Game Day

College of Charleston at Charleston Southern

When: Wednesday, 2 p.m.

Where: CSU Ballpark

Records: CofC 15-4, CSU 14-7.

In the fourth inning of the season opener against North Carolina, College of Charleston freshman pitchers Baily Ober and Hayden McCutcheon were warming up in the Cougars' bullpen.

Charleston coach Monte Lee wanted to get both Bailey and McCutcheon into the game against the nationally ranked Tar Heels so each could get some experience against a quality opponent.

Lee wasn't sure which freshman he would put out there first, but his gut told him Ober would match up better against the batters coming up for UNC in the fifth inning.

"Originally, we wanted to throw Bailey out there to get his feet wet for a couple of innings," Lee said. "It wasn't any one thing that made me go to Bailey first.
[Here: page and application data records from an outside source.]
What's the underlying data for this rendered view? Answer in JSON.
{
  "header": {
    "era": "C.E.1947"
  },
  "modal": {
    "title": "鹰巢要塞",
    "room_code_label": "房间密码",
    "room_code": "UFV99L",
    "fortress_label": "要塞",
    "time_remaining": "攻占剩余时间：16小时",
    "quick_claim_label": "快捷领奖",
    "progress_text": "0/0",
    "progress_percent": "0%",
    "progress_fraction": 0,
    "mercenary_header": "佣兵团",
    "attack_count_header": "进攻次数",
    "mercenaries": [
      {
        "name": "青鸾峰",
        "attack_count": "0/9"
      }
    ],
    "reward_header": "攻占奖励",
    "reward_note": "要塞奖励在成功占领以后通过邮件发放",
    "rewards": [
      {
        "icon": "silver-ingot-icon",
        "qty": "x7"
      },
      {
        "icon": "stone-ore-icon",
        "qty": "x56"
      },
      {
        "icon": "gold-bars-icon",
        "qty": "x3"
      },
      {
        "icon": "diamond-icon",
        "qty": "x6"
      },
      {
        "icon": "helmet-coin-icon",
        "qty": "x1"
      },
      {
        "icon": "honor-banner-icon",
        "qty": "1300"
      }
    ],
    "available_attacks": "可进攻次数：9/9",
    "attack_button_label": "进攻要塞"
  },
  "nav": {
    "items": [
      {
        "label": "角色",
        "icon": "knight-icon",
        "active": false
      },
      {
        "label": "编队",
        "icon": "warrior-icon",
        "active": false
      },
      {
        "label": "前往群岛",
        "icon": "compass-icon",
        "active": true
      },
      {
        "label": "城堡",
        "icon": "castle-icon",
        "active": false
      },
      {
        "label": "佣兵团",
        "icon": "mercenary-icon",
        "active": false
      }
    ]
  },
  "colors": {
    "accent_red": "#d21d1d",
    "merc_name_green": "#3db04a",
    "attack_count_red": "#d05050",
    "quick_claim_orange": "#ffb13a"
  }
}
It was just a feeling."

It turned out to be the right move.

Ober, a 6-8 right-hander from Charlotte, seized the moment. He dominated the Tar Heels over the next five innings, throwing 56 total pitches, 44 for strikes. He allowed two hits, struck out four and did not walk a batter.

The Cougars scored five runs in the sixth, added two more in the seventh and went on to win the game, 7-4. Charleston eventually took two of three games in the series.

"He was throwing so well, he was so dominant, that we just rolled with him and let him finish the game," Lee said. "He was the same pitcher from the first pitch to the last out."

Ober grew up about two hours from the North Carolina campus and was never offered a scholarship by the Tar Heels.

"You'd have to ask (North Carolina) why they didn't offer me," Ober said. "I was a little nervous when I first got out there. It was kind of a surreal moment for me, but once I started throwing I just blocked everything else out."

Ober has arguably been the Cougars' best pitcher during the first month of the season. He has earned Colonial Athletic Association pitching honors three times already this season and is 4-0 with a 1.00 earned run average. He has 26 strikeouts in 27 innings and no walks.

"He's the same pitcher each time he steps out there," Lee said. "He's going to throw strikes. It's amazing to me the consistency with which he pitches. Usually a guy that tall doesn't have that type of control with his arm. It's hard for a guy that tall, who has to vary his times to the plate, to throw strikes consistently. That's what makes what Bailey has done so far so impressive."

Lee knew he would have to rely on his young arms after losing 70 percent of his pitching staff from last season. He expected some growing pains, but so far the Cougars have answered every challenge.

Ironically, Ober wasn't even the Cougars' top freshman pitcher coming out of fall practice. Ober was third behind McCutcheon and Tyler Thornton.

"Don't get me wrong, we liked Bailey," Lee said. "We felt like all three of those guys, Bailey, Hayden and Tyler were going to pitch significant innings for us this season. Coming out of the fall, I just felt like McCutcheon and Thornton were ahead of him. We actually hit Bailey pretty good early in the fall, but he got better and better with each appearance."

With a fastball that rarely hits 90 mph, Ober doesn't overpower hitters. It's his deadly change-up that keeps batters off balance.

"It's got the same arm motion and speed and it's very difficult to pick up," Lee said. "To me, his change-up is his best pitch."

Ober turned in a gem against The Citadel earlier in the month. Using a mixture of fastballs, curveballs and that change-up, Ober threw a complete-game, two-hit shutout in an 8-0 victory. He tossed just 94 pitches and struck out eight Bulldogs.

It was one of the most dominant performances Lee has witnessed in his six years as the Cougars' head coach.

"To throw 94 pitches in nine innings, that's 10 pitches an inning," Lee said. "It was amazing to watch."